> [TO DO]: For the string "selected", state the number of lines in the data that contain it, and nothing else.
╔══
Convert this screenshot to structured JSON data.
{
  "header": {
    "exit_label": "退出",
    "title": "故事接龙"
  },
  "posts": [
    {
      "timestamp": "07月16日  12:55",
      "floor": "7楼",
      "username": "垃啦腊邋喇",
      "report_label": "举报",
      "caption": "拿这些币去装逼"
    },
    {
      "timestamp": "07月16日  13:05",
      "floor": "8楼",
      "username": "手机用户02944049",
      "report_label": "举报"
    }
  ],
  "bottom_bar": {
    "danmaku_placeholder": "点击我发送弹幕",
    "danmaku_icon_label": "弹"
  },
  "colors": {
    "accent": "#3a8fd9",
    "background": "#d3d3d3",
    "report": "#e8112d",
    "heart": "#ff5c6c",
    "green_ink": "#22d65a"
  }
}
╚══
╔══
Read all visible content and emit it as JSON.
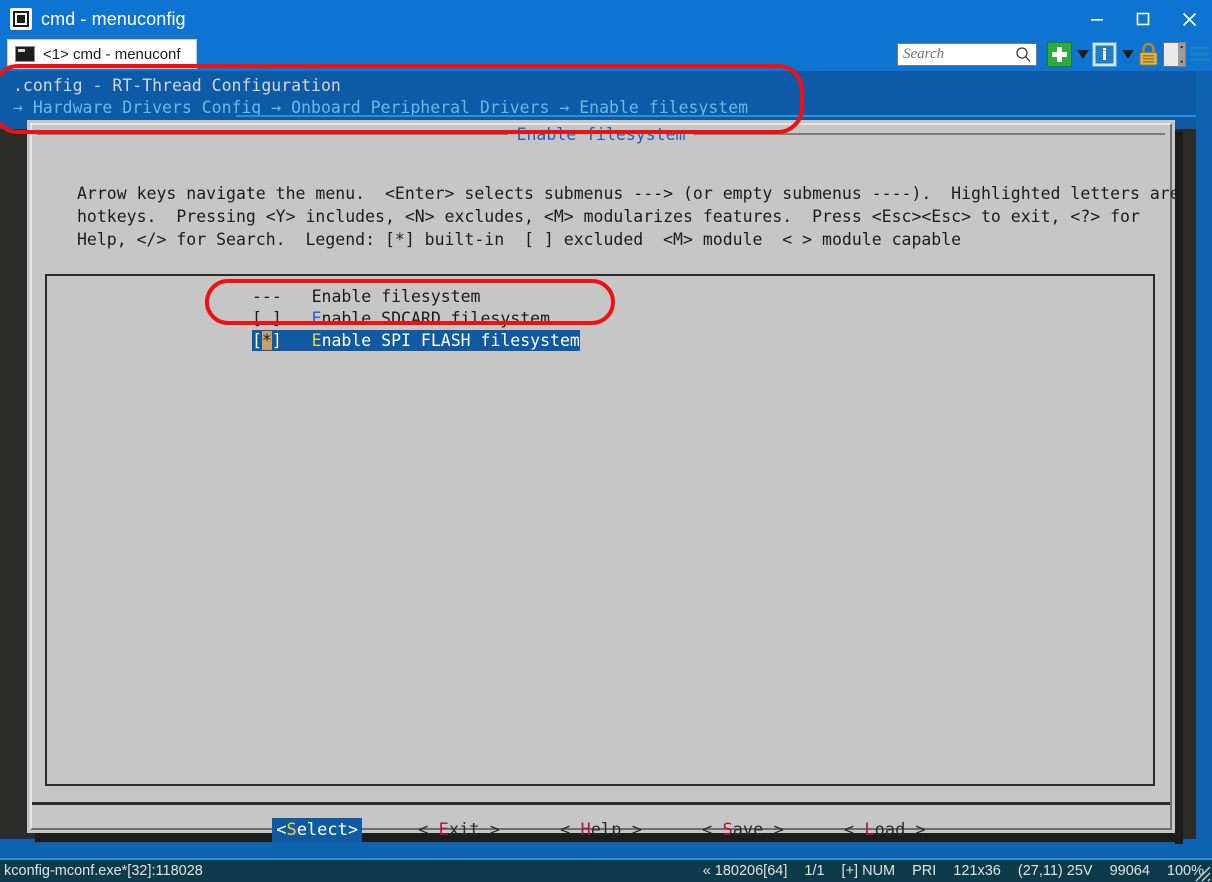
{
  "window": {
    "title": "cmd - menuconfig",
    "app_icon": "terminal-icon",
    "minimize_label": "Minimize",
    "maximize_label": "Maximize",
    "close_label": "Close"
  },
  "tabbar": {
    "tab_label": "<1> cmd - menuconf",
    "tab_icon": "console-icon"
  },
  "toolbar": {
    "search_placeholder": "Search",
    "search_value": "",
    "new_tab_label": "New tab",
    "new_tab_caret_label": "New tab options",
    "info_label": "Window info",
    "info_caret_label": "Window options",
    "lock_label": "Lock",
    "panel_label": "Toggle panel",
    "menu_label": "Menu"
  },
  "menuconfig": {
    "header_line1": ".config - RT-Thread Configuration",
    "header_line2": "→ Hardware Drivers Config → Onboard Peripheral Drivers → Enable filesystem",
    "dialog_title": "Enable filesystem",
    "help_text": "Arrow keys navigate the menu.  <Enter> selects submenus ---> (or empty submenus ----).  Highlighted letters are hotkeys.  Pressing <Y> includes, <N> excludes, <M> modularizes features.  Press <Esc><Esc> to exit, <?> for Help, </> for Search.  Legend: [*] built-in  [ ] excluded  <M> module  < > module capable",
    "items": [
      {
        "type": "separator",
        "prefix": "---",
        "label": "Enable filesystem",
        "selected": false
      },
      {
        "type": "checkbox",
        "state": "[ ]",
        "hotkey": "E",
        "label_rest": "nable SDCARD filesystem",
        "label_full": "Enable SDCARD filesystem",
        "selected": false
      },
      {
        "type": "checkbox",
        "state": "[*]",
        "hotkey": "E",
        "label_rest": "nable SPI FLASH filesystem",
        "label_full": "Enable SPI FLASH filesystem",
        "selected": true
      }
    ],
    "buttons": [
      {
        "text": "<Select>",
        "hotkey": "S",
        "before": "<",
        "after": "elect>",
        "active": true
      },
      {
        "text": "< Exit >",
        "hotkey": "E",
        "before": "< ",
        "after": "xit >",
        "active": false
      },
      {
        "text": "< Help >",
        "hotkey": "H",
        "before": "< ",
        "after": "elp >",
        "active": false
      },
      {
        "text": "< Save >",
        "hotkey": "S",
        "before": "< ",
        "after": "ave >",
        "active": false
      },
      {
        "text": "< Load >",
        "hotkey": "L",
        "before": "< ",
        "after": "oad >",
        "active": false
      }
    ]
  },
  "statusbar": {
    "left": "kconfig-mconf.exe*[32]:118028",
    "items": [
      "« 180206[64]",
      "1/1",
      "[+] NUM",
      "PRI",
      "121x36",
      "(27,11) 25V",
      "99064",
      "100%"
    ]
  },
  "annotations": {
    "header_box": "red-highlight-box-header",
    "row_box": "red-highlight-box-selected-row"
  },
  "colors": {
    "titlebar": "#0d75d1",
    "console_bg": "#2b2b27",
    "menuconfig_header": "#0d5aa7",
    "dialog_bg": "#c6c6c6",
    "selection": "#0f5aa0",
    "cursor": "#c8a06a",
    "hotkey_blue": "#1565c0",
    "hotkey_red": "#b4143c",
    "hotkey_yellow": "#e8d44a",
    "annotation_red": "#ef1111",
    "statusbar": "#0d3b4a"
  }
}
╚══
> [ANSWER SECTION]: 4